From 1 April 2009 Wigan Family Welfare has been contracted to provide Independent Mental Health Advocacy, which is a statutory right for people detained under most sections of the Mental Health Act.

What is an Independent Mental Health Advocate (IMHA)?

IMHAs are specialist advocates who are trained to work within the Mental Health Act to meet the needs of people detained under the Act. IMHAs are completely independent of professionals who provide care and treatment for people.

What is the role of the IMHA?

To support those who qualify to access and understand information regarding:

  • Their rights under the Act
  • The rights of others, e.g nearest relative
  • The parts of the Act that apply to them
  • Conditions and restrictions to which they are subject
  • Medical treatment they receive or might receive
  • The reasons for that treatment
  • To speak up and get their voices heard in situations such as ward rounds and Multi-Disciplinary
  • Team (MDT) meetings.

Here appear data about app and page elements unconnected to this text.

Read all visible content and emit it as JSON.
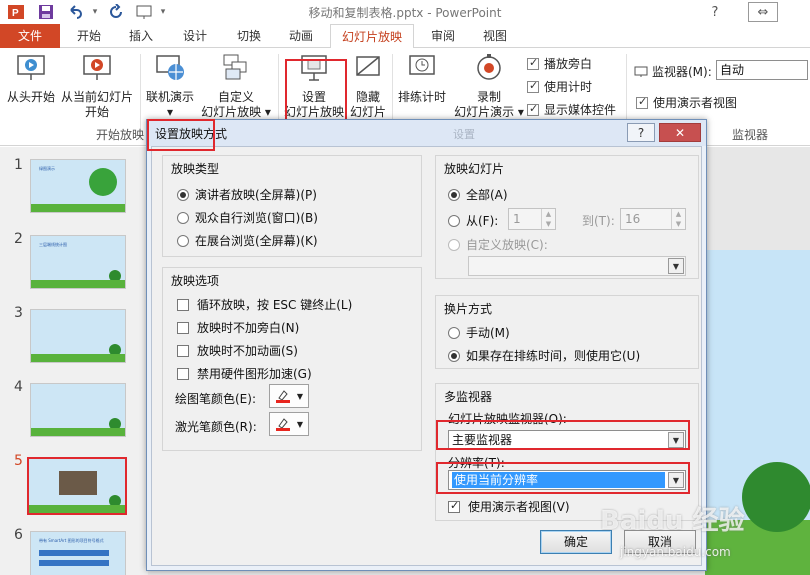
{
  "window": {
    "title": "移动和复制表格.pptx - PowerPoint",
    "help_btn": "?",
    "minimize_btn": "—",
    "restore_btn": "▭",
    "close_btn": "✕"
  },
  "tabs": [
    {
      "label": "文件"
    },
    {
      "label": "开始"
    },
    {
      "label": "插入"
    },
    {
      "label": "设计"
    },
    {
      "label": "切换"
    },
    {
      "label": "动画"
    },
    {
      "label": "幻灯片放映"
    },
    {
      "label": "审阅"
    },
    {
      "label": "视图"
    }
  ],
  "ribbon": {
    "from_start": "从头开始",
    "from_current_l1": "从当前幻灯片",
    "from_current_l2": "开始",
    "online_present_l1": "联机演示",
    "online_present_l2": "▾",
    "custom_l1": "自定义",
    "custom_l2": "幻灯片放映 ▾",
    "group_start": "开始放映",
    "setup_l1": "设置",
    "setup_l2": "幻灯片放映",
    "hide_l1": "隐藏",
    "hide_l2": "幻灯片",
    "rehearse": "排练计时",
    "record_l1": "录制",
    "record_l2": "幻灯片演示 ▾",
    "play_narration": "播放旁白",
    "use_timings": "使用计时",
    "show_media": "显示媒体控件",
    "monitor_label": "监视器(M):",
    "monitor_value": "自动",
    "presenter_view": "使用演示者视图",
    "group_monitors": "监视器"
  },
  "slides": [
    {
      "num": "1",
      "caption": "绿图演示"
    },
    {
      "num": "2",
      "caption": "三层端线统计图"
    },
    {
      "num": "3",
      "caption": ""
    },
    {
      "num": "4",
      "caption": ""
    },
    {
      "num": "5",
      "caption": ""
    },
    {
      "num": "6",
      "caption": "带有 SmartArt 图形的项目符号格式"
    }
  ],
  "dialog": {
    "title": "设置放映方式",
    "title_faint": "设置",
    "help_btn": "?",
    "close_btn": "✕",
    "show_type": {
      "title": "放映类型",
      "options": [
        "演讲者放映(全屏幕)(P)",
        "观众自行浏览(窗口)(B)",
        "在展台浏览(全屏幕)(K)"
      ],
      "selected": 0
    },
    "show_options": {
      "title": "放映选项",
      "checks": [
        "循环放映，按 ESC 键终止(L)",
        "放映时不加旁白(N)",
        "放映时不加动画(S)",
        "禁用硬件图形加速(G)"
      ],
      "pen_color": "绘图笔颜色(E):",
      "laser_color": "激光笔颜色(R):"
    },
    "show_slides": {
      "title": "放映幻灯片",
      "all": "全部(A)",
      "from": "从(F):",
      "from_value": "1",
      "to": "到(T):",
      "to_value": "16",
      "custom": "自定义放映(C):",
      "custom_value": ""
    },
    "advance": {
      "title": "换片方式",
      "manual": "手动(M)",
      "timings": "如果存在排练时间，则使用它(U)"
    },
    "multi": {
      "title": "多监视器",
      "monitor_label": "幻灯片放映监视器(O):",
      "monitor_value": "主要监视器",
      "resolution_label": "分辨率(T):",
      "resolution_value": "使用当前分辨率",
      "presenter_view": "使用演示者视图(V)"
    },
    "ok": "确定",
    "cancel": "取消"
  },
  "watermark": {
    "logo": "Baidu 经验",
    "url": "jingyan.baidu.com"
  },
  "colors": {
    "accent": "#d24726",
    "highlight": "#e0282e",
    "selection": "#3399ff"
  }
}
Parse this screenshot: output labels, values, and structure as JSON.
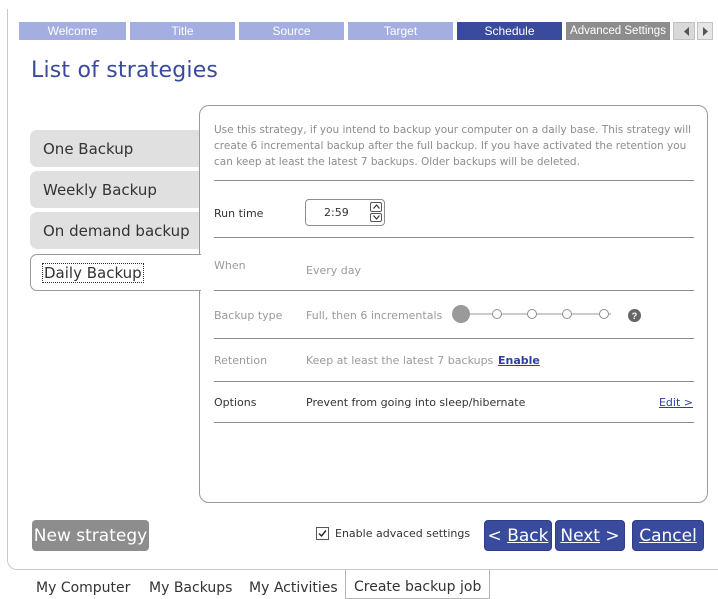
{
  "wizard_steps": [
    {
      "label": "Welcome",
      "active": false
    },
    {
      "label": "Title",
      "active": false
    },
    {
      "label": "Source",
      "active": false
    },
    {
      "label": "Target",
      "active": false
    },
    {
      "label": "Schedule",
      "active": true
    },
    {
      "label": "Advanced Settings",
      "active": false
    }
  ],
  "page_title": "List of strategies",
  "strategies": [
    {
      "label": "One Backup",
      "selected": false
    },
    {
      "label": "Weekly Backup",
      "selected": false
    },
    {
      "label": "On demand backup",
      "selected": false
    },
    {
      "label": "Daily Backup",
      "selected": true
    }
  ],
  "details": {
    "description": "Use this strategy, if you intend to backup your computer on a daily base. This strategy will create 6 incremental backup after the full backup. If you have activated the retention you can keep at least the latest 7 backups. Older backups will be deleted.",
    "run_time_label": "Run time",
    "run_time_value": "2:59",
    "when_label": "When",
    "when_value": "Every day",
    "backup_type_label": "Backup type",
    "backup_type_value": "Full, then 6 incrementals",
    "help_glyph": "?",
    "retention_label": "Retention",
    "retention_value": "Keep at least the latest 7 backups",
    "retention_link": "Enable",
    "options_label": "Options",
    "options_value": "Prevent from going into sleep/hibernate",
    "options_link": "Edit >"
  },
  "footer": {
    "new_strategy": "New strategy",
    "enable_advanced": "Enable advaced settings",
    "enable_advanced_checked": true,
    "back_prefix": "< ",
    "back_label": "Back",
    "next_label": "Next",
    "next_suffix": " >",
    "cancel_label": "Cancel"
  },
  "bottom_tabs": [
    {
      "label": "My Computer",
      "active": false
    },
    {
      "label": "My Backups",
      "active": false
    },
    {
      "label": "My Activities",
      "active": false
    },
    {
      "label": "Create backup job",
      "active": true
    }
  ],
  "colors": {
    "accent": "#3a4a9c",
    "step_inactive": "#a4aee0",
    "step_disabled": "#8d8d8d",
    "link": "#2b3fa0"
  },
  "icons": {
    "scroll_left": "triangle-left-icon",
    "scroll_right": "triangle-right-icon",
    "spin_up": "chevron-up-icon",
    "spin_down": "chevron-down-icon",
    "help": "help-icon",
    "check": "checkmark-icon"
  }
}
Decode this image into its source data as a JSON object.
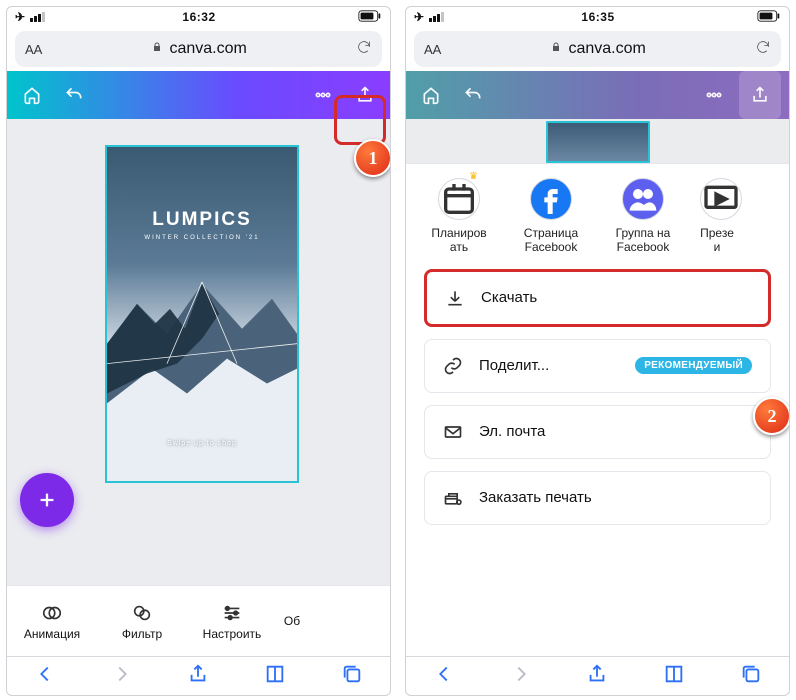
{
  "markers": {
    "one": "1",
    "two": "2"
  },
  "left": {
    "status": {
      "time": "16:32"
    },
    "url": {
      "aa": "AA",
      "domain": "canva.com"
    },
    "design": {
      "title": "LUMPICS",
      "subtitle": "WINTER COLLECTION '21",
      "swipe": "Swipe up to shop"
    },
    "bottom": [
      "Анимация",
      "Фильтр",
      "Настроить",
      "Об"
    ]
  },
  "right": {
    "status": {
      "time": "16:35"
    },
    "url": {
      "aa": "AA",
      "domain": "canva.com"
    },
    "share": [
      {
        "label": "Планиров\nать"
      },
      {
        "label": "Страница\nFacebook"
      },
      {
        "label": "Группа на\nFacebook"
      },
      {
        "label": "Презе\nи"
      }
    ],
    "items": {
      "download": "Скачать",
      "share": "Поделит...",
      "share_badge": "РЕКОМЕНДУЕМЫЙ",
      "email": "Эл. почта",
      "print": "Заказать печать"
    }
  }
}
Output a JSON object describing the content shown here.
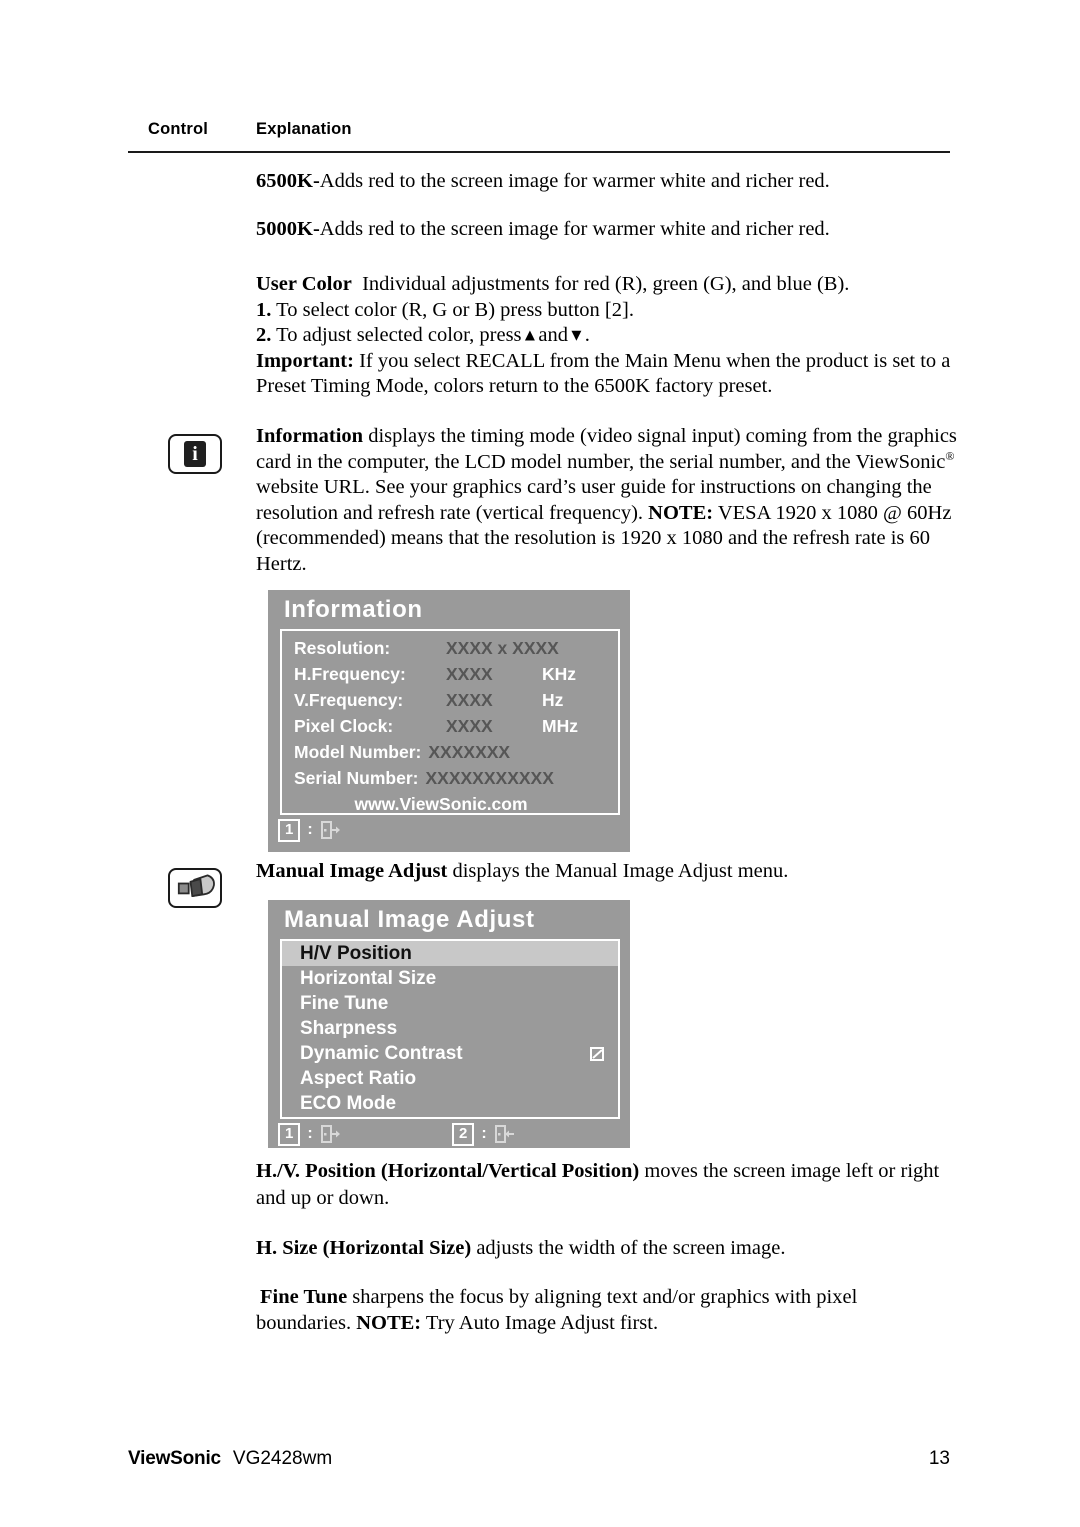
{
  "header": {
    "col_control": "Control",
    "col_explanation": "Explanation"
  },
  "content": {
    "p6500k_bold": "6500K-",
    "p6500k_rest": "Adds red to the screen image for warmer white and richer red.",
    "p5000k_bold": "5000K-",
    "p5000k_rest": "Adds red to the screen image for warmer white and richer red.",
    "usercolor_bold": "User Color",
    "usercolor_rest": "Individual adjustments for red (R), green (G),  and blue (B).",
    "usercolor_step1_num": "1.",
    "usercolor_step1_text": "To select color (R, G or B) press button [2].",
    "usercolor_step2_num": "2.",
    "usercolor_step2_text_a": "To adjust selected color, press",
    "usercolor_step2_up": "▲",
    "usercolor_step2_text_b": "and",
    "usercolor_step2_down": "▼",
    "usercolor_step2_text_c": ".",
    "usercolor_important_bold": "Important:",
    "usercolor_important_rest": "If you select RECALL from the Main Menu when the product is set to a Preset Timing Mode, colors return to the 6500K factory preset.",
    "information_bold": "Information",
    "information_rest_a": "displays the timing mode (video signal input) coming from the graphics card in the computer, the LCD model number, the serial number, and the ViewSonic",
    "information_reg": "®",
    "information_rest_b": "website URL. See your graphics card’s user guide for instructions on changing the resolution and refresh rate (vertical frequency).",
    "information_note_bold": "NOTE:",
    "information_note_rest": "VESA 1920 x 1080 @ 60Hz (recommended) means that the resolution is 1920 x 1080 and the refresh rate is 60 Hertz.",
    "manual_intro_bold": "Manual Image Adjust",
    "manual_intro_rest": "displays the Manual Image Adjust menu.",
    "hv_bold": "H./V. Position (Horizontal/Vertical Position)",
    "hv_rest": "moves the screen image left or right and up or down.",
    "hsize_bold": "H. Size (Horizontal Size)",
    "hsize_rest": "adjusts the width of the screen image.",
    "finetune_bold": "Fine Tune",
    "finetune_rest": "sharpens the focus by aligning text and/or graphics with pixel boundaries.",
    "finetune_note_bold": "NOTE:",
    "finetune_note_rest": "Try Auto Image Adjust first."
  },
  "icons": {
    "info_glyph": "i"
  },
  "osd_information": {
    "title": "Information",
    "rows": [
      {
        "label": "Resolution:",
        "value": "XXXX x XXXX",
        "unit": ""
      },
      {
        "label": "H.Frequency:",
        "value": "XXXX",
        "unit": "KHz"
      },
      {
        "label": "V.Frequency:",
        "value": "XXXX",
        "unit": "Hz"
      },
      {
        "label": "Pixel Clock:",
        "value": "XXXX",
        "unit": "MHz"
      },
      {
        "label": "Model Number:",
        "value": "XXXXXXX",
        "unit": ""
      },
      {
        "label": "Serial Number:",
        "value": "XXXXXXXXXXX",
        "unit": ""
      }
    ],
    "url": "www.ViewSonic.com",
    "footer_key": "1",
    "footer_colon": ":"
  },
  "osd_manual": {
    "title": "Manual Image Adjust",
    "items": [
      {
        "label": "H/V Position",
        "selected": true,
        "checkbox": false
      },
      {
        "label": "Horizontal Size",
        "selected": false,
        "checkbox": false
      },
      {
        "label": "Fine Tune",
        "selected": false,
        "checkbox": false
      },
      {
        "label": "Sharpness",
        "selected": false,
        "checkbox": false
      },
      {
        "label": "Dynamic Contrast",
        "selected": false,
        "checkbox": true
      },
      {
        "label": "Aspect Ratio",
        "selected": false,
        "checkbox": false
      },
      {
        "label": "ECO Mode",
        "selected": false,
        "checkbox": false
      }
    ],
    "footer_key_exit": "1",
    "footer_key_enter": "2",
    "footer_colon": ":"
  },
  "footer": {
    "brand": "ViewSonic",
    "model": "VG2428wm",
    "page_number": "13"
  },
  "colors": {
    "osd_background": "#9a9a9a",
    "osd_highlight": "#c8c8c8",
    "osd_value_text": "#565656",
    "text": "#000000"
  }
}
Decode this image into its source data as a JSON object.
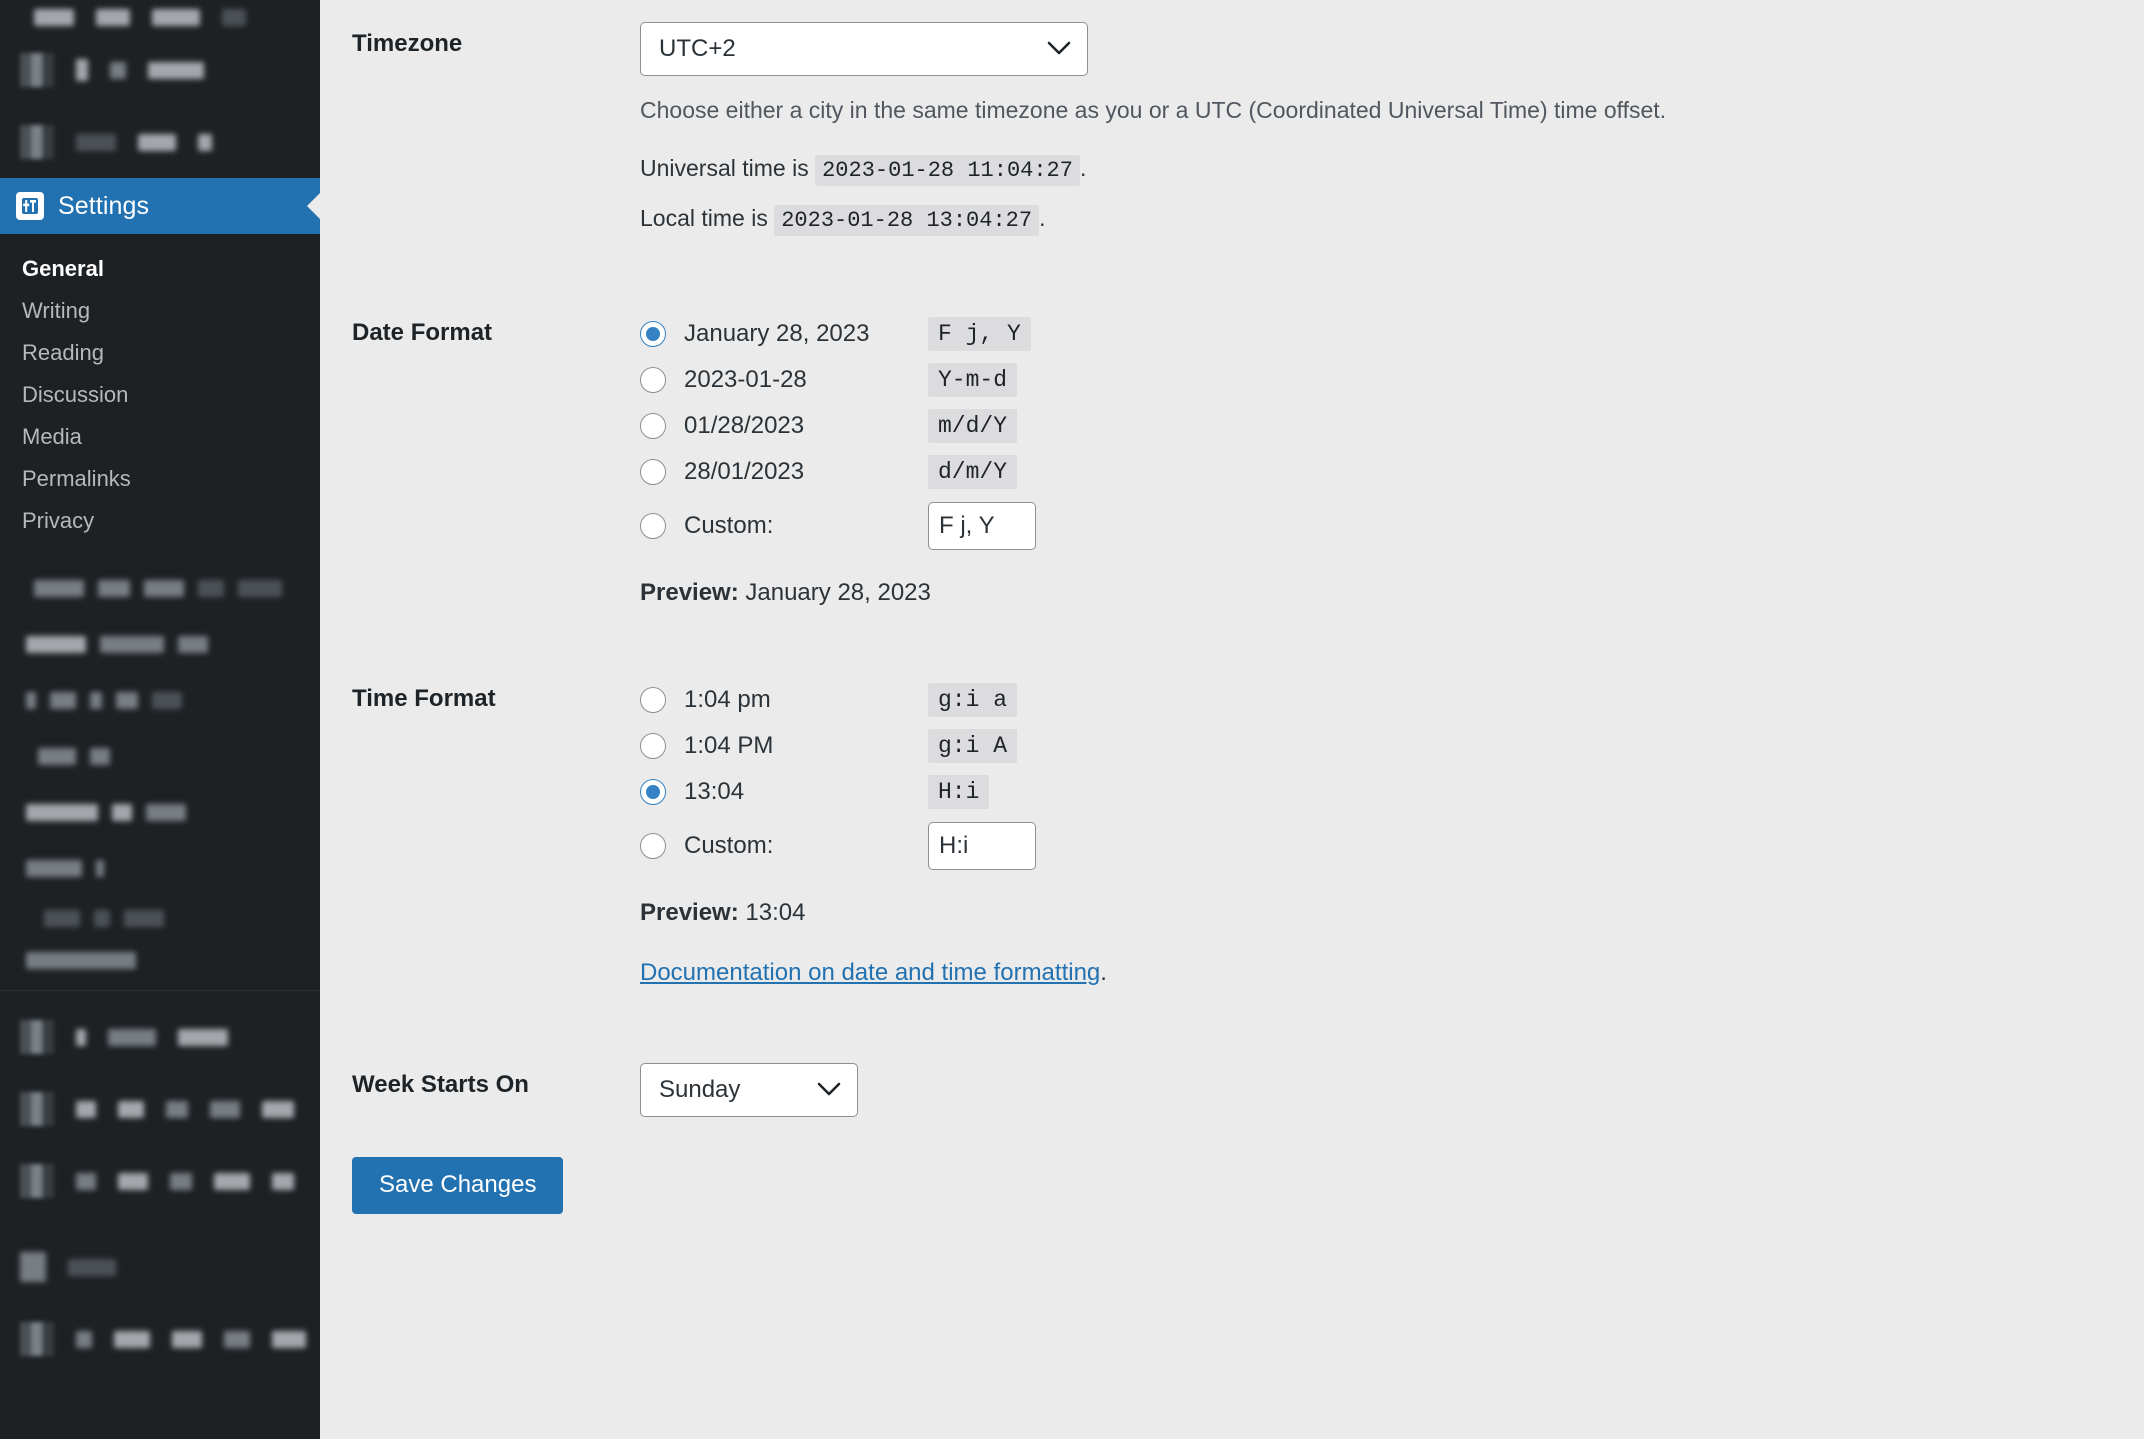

This is with the person present or with permission in their absence.
  • To raise concerns about their care and treatment
  • To attend the Tribunal (formerly Mental Health Review Tribunal) and Hospital Manager’s Hearings.
  • To access notes and records in relation to their detention, care and treatment if permissible by the client themselves.
Who can have the support of an IMHA?

Those who are subject to the following sections of the Act:

  • Section 2
  • Section 3
  • Conditionally discharged restricted patients
  • Section 7 Guardianship
  • Supervised Community Treatment
  • Those being considered for Section 57 treatment
  • Those under 18 being considered for Section 58a treatment

Who can make referrals?

An IMHA has a duty to comply with any reasonable request to see a qualifying person made by:

  • The qualifying person themselves (i.e. self-referral)
  • The nearest relative
  • The responsible Clinician
  • An Approved Mental Health Professional (AMHP) who is acting on behalf of the Local Social Services Authority.